Data for processing section start

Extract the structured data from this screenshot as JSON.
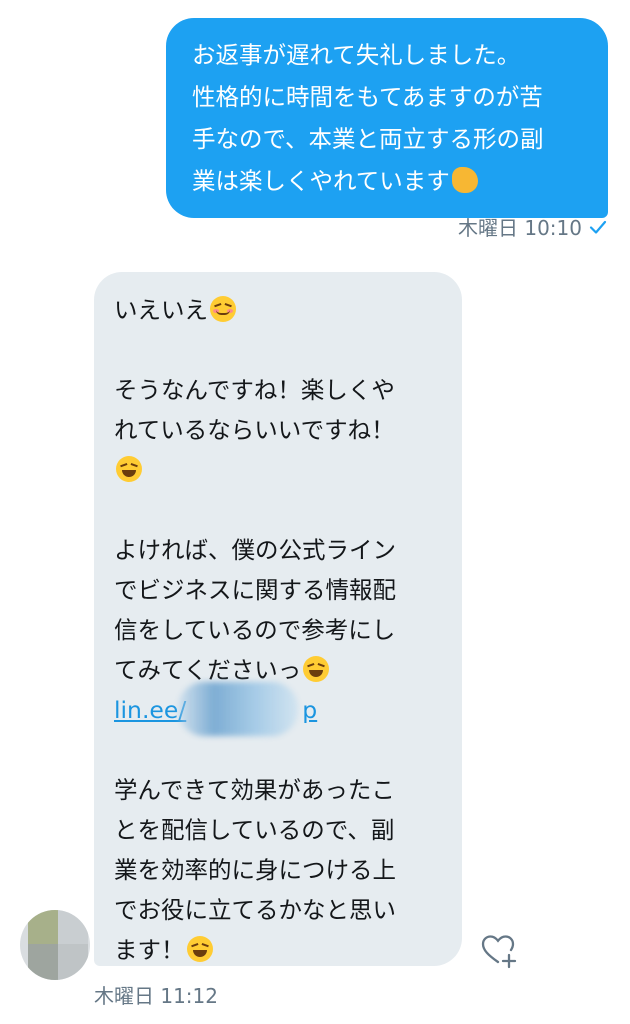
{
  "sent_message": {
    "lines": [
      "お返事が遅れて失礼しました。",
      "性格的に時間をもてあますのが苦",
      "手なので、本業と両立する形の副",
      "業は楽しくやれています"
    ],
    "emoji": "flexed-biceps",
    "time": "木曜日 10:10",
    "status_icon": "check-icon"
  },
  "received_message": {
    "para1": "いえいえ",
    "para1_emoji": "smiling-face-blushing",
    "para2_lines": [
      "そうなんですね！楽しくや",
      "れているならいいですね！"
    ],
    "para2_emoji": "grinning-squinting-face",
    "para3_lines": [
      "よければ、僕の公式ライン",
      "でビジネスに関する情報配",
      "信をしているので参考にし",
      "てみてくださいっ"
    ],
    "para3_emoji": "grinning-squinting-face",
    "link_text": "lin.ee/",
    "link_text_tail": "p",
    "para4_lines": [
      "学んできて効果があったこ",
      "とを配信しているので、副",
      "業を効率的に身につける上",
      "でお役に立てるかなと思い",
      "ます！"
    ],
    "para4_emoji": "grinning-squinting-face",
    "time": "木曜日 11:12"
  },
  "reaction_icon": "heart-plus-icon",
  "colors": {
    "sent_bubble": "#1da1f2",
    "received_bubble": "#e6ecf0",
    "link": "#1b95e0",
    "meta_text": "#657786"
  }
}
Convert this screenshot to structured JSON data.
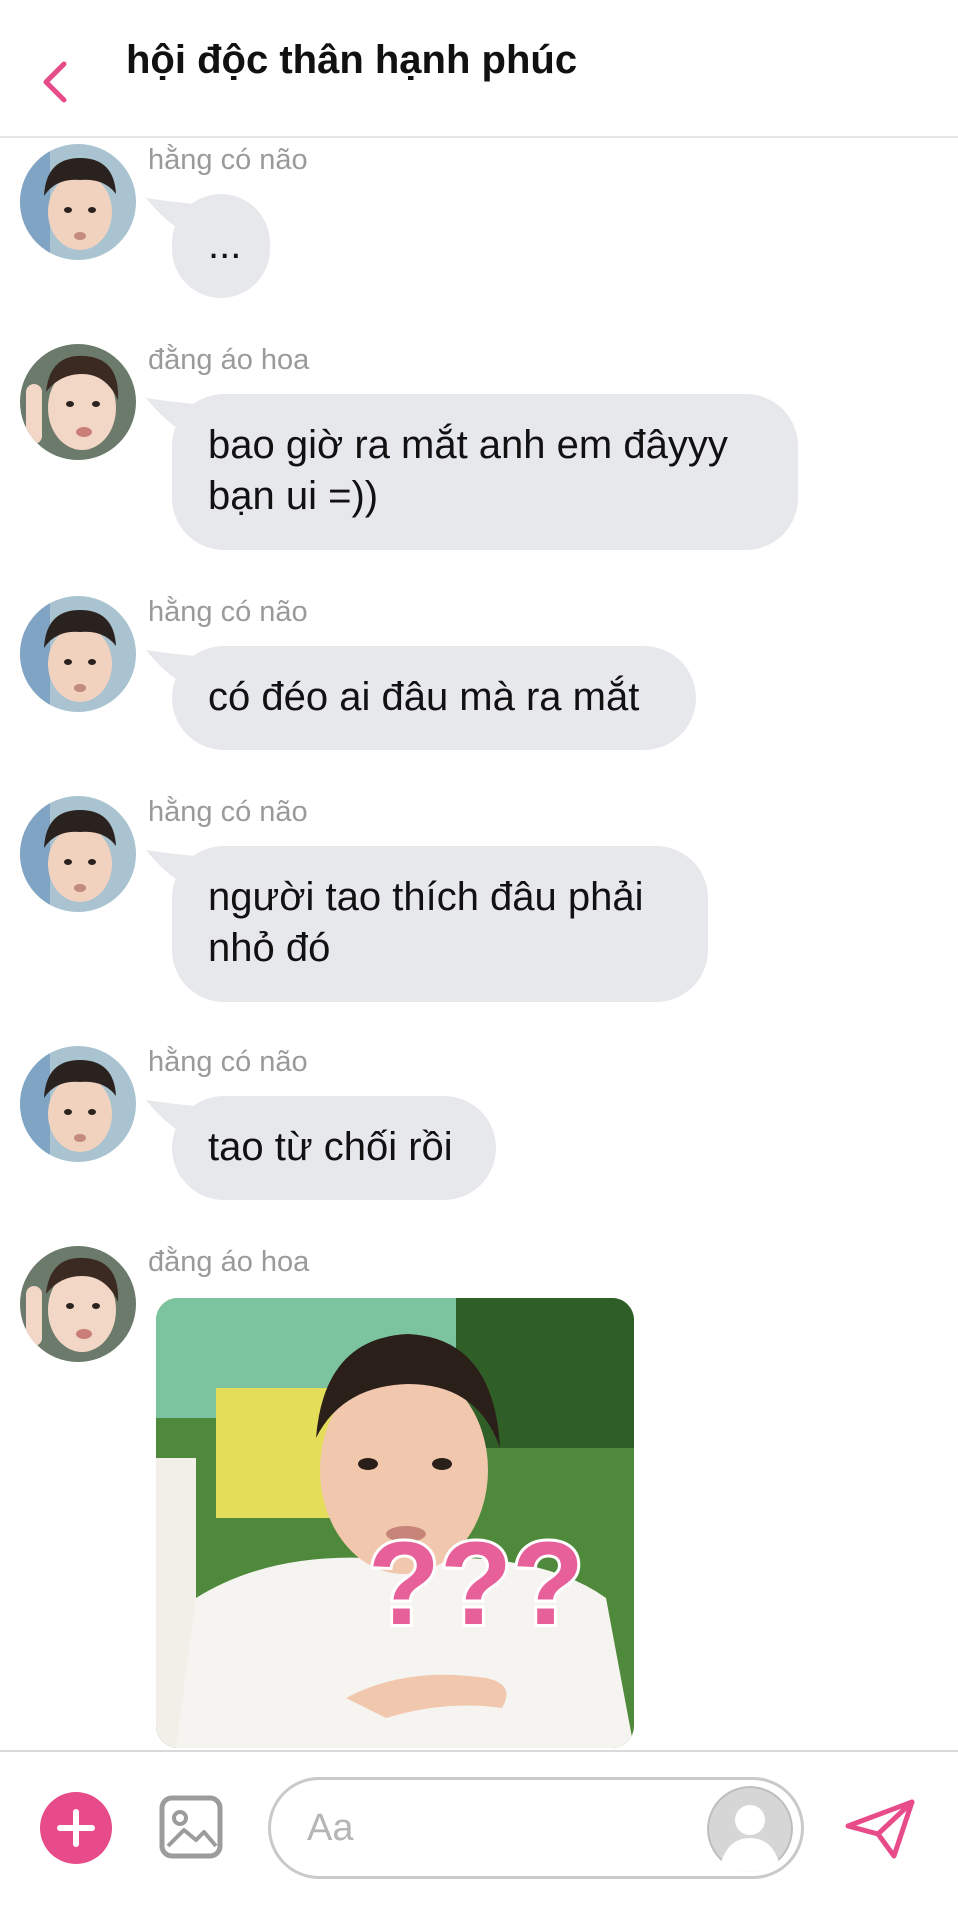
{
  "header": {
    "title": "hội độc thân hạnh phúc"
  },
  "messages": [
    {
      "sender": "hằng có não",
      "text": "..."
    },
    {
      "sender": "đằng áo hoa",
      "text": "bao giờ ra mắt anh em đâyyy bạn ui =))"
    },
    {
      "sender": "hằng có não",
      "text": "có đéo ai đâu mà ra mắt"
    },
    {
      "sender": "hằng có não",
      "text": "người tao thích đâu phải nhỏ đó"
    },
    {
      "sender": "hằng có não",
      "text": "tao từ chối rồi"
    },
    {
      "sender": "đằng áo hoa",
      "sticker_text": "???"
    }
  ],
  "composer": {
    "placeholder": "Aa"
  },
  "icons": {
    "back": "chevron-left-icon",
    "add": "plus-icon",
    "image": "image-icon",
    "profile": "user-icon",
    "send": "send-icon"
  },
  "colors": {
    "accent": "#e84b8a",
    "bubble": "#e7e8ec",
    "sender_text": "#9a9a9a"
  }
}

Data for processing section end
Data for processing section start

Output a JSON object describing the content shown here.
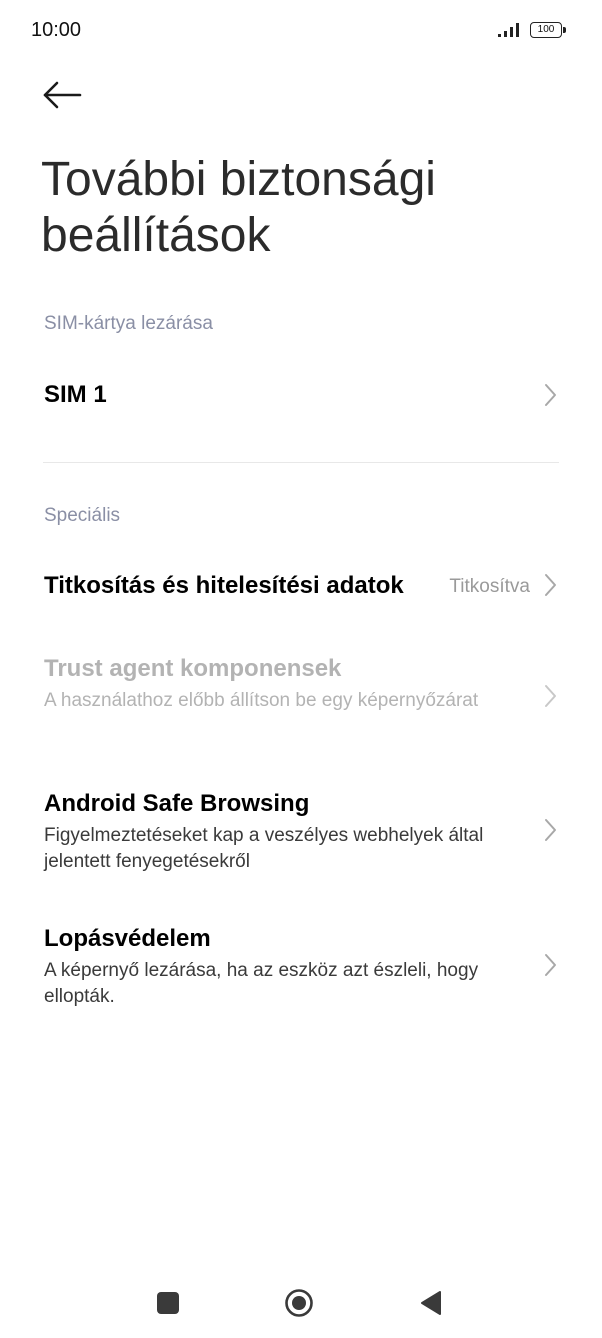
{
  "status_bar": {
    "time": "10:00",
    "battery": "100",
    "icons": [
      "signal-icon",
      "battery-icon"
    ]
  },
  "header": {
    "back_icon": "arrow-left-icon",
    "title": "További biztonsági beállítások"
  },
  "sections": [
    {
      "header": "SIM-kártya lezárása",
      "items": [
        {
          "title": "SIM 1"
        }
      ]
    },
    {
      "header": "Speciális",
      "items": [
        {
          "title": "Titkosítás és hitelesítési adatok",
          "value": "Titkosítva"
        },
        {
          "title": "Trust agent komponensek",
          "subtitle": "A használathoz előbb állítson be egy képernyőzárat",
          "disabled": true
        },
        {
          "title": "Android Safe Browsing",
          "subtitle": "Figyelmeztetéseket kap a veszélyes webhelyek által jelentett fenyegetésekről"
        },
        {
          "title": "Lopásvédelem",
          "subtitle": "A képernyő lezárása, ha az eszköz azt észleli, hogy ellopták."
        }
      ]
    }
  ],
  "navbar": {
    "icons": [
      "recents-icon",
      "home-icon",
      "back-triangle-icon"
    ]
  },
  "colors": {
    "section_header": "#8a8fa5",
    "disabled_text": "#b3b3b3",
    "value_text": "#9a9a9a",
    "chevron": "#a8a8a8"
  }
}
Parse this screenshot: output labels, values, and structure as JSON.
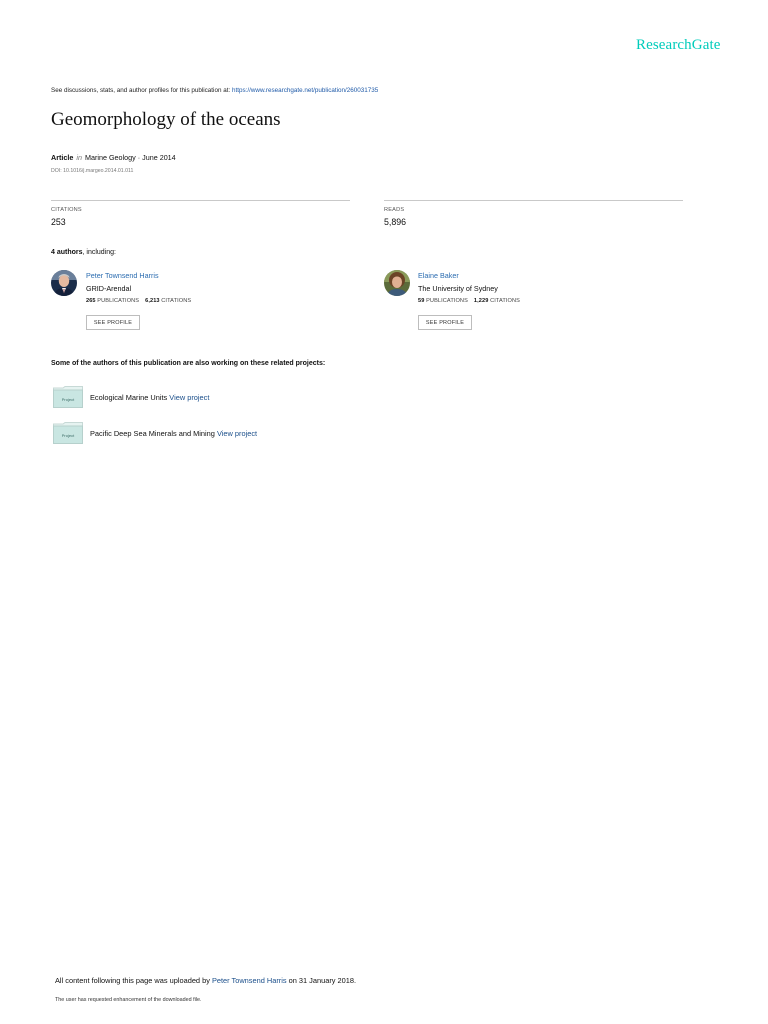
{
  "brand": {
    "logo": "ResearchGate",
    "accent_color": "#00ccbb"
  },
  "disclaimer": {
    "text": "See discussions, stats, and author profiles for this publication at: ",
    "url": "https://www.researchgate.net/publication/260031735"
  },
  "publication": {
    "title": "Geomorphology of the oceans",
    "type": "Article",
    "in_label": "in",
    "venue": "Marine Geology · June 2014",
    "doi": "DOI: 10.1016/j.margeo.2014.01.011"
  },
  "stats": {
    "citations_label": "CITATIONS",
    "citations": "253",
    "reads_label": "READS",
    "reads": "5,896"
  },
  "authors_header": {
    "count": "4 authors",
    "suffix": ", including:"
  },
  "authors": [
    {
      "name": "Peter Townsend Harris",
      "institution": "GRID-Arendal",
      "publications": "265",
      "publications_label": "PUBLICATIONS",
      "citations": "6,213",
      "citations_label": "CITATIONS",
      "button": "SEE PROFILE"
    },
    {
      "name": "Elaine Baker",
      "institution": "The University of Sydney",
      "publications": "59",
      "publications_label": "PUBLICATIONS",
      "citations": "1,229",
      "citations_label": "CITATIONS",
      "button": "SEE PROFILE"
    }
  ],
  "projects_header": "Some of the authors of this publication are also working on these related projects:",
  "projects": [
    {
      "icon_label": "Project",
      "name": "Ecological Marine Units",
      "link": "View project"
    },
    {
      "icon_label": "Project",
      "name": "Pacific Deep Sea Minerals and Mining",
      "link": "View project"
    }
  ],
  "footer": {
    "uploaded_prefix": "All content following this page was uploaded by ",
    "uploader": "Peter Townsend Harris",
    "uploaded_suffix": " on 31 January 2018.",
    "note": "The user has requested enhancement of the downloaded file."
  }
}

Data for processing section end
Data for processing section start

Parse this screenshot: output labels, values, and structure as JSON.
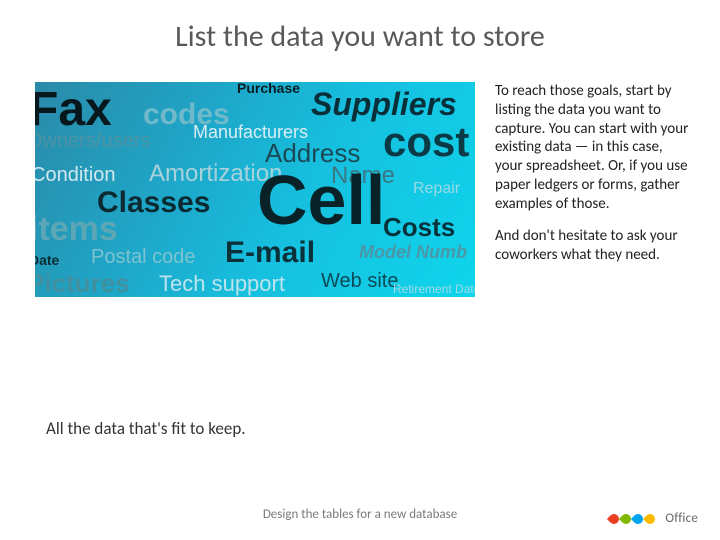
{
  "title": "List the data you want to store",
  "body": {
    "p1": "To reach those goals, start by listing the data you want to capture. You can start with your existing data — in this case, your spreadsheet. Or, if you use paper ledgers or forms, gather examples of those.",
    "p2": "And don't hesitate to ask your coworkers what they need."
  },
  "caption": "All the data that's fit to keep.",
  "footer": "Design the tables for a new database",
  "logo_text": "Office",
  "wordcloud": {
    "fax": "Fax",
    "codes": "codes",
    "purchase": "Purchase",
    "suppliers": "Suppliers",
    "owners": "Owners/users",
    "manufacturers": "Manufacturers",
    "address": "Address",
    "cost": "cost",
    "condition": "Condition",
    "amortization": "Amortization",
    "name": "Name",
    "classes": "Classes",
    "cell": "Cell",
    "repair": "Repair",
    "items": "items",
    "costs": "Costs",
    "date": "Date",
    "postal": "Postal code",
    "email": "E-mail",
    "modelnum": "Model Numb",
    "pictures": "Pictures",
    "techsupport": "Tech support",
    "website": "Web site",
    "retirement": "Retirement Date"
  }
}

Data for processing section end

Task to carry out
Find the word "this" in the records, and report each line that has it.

Written reply
Extract the structured data from this screenshot as JSON.
Convert this screenshot to structured JSON data.
Parse this screenshot: output labels, values, and structure as JSON.
    "text": "See discussions, stats, and author profiles for this publication at: ",
  "projects_header": "Some of the authors of this publication are also working on these related projects:",
    "uploaded_prefix": "All content following this page was uploaded by ",
Parse this screenshot: output labels, values, and structure as JSON.
    "p1": "To reach those goals, start by listing the data you want to capture. You can start with your existing data — in this case, your spreadsheet. Or, if you use paper ledgers or forms, gather examples of those.",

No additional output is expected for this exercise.